[Records for processing Boundary: Start]
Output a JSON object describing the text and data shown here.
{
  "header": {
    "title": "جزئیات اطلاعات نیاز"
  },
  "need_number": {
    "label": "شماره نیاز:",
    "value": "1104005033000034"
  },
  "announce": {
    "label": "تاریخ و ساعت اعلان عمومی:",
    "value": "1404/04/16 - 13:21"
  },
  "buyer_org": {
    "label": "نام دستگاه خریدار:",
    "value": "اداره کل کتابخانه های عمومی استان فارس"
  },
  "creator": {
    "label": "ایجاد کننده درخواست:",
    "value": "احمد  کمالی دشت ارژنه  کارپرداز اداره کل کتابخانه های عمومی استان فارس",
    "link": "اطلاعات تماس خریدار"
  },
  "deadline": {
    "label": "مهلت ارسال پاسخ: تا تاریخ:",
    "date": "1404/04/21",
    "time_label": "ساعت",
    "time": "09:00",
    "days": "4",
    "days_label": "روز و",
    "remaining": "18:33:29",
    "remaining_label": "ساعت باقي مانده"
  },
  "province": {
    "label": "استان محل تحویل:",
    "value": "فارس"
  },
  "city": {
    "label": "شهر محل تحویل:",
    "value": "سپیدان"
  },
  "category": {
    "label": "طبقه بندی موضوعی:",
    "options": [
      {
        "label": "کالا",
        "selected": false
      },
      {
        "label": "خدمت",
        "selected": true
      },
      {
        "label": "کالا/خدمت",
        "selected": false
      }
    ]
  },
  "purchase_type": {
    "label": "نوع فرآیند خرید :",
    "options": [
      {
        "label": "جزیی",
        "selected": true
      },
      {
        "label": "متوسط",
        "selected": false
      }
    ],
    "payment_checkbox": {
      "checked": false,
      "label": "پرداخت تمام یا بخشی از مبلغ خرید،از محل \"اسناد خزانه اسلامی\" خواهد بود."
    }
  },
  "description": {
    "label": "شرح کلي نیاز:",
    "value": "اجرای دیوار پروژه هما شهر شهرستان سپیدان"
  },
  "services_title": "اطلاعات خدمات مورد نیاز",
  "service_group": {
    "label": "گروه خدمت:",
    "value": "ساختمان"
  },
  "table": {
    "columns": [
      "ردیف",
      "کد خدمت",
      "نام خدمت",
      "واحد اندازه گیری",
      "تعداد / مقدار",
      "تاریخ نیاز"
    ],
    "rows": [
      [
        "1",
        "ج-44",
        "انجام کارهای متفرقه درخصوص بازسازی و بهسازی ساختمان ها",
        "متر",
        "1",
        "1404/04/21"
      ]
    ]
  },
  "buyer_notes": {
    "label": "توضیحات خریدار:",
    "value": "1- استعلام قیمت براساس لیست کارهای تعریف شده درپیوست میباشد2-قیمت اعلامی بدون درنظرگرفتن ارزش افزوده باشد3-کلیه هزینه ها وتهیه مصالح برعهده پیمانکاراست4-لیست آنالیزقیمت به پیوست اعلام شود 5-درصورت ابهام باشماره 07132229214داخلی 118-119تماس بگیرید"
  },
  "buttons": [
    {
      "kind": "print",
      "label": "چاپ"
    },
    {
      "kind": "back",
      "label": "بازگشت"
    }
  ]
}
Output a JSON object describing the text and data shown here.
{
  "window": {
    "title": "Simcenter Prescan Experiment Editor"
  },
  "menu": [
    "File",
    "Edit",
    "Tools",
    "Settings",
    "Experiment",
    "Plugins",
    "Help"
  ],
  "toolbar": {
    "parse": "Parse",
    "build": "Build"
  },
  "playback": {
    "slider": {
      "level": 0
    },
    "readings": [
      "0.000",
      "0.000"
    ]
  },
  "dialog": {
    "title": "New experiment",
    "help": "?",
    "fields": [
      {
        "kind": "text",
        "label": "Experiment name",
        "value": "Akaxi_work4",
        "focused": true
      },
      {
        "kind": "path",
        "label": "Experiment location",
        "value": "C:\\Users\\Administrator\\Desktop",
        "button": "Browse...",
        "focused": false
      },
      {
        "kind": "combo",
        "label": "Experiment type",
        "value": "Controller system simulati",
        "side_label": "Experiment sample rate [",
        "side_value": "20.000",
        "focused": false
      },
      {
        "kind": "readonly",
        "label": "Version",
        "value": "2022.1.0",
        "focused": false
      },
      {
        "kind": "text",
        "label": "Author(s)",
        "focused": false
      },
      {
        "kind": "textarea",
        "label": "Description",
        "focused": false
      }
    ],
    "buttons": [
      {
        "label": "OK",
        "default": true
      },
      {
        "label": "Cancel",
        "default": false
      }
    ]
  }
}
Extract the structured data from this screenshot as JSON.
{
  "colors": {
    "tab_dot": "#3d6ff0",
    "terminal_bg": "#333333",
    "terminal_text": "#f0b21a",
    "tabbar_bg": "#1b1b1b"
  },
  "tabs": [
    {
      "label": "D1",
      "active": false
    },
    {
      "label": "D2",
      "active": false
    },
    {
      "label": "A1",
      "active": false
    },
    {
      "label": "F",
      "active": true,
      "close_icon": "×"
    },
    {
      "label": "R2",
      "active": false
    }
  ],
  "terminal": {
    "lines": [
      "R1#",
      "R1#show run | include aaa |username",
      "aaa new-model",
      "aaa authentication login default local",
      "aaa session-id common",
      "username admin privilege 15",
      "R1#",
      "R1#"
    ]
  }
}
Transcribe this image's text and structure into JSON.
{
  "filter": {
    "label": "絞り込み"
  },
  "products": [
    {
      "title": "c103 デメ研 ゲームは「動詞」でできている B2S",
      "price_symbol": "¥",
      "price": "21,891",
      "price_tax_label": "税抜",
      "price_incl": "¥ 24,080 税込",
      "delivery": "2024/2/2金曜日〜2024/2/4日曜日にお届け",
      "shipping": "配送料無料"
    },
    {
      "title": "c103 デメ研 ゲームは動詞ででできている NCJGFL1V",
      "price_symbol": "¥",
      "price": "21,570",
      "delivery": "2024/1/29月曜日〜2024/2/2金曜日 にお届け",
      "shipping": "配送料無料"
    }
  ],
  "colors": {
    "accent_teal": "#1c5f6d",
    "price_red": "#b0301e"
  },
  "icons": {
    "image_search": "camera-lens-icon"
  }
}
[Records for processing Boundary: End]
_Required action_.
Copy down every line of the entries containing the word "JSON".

_Response to the exercise_.
Output a JSON object describing the text and data shown here.
Output a JSON object describing the text and data shown here.
Extract the structured data from this screenshot as JSON.
Transcribe this image's text and structure into JSON.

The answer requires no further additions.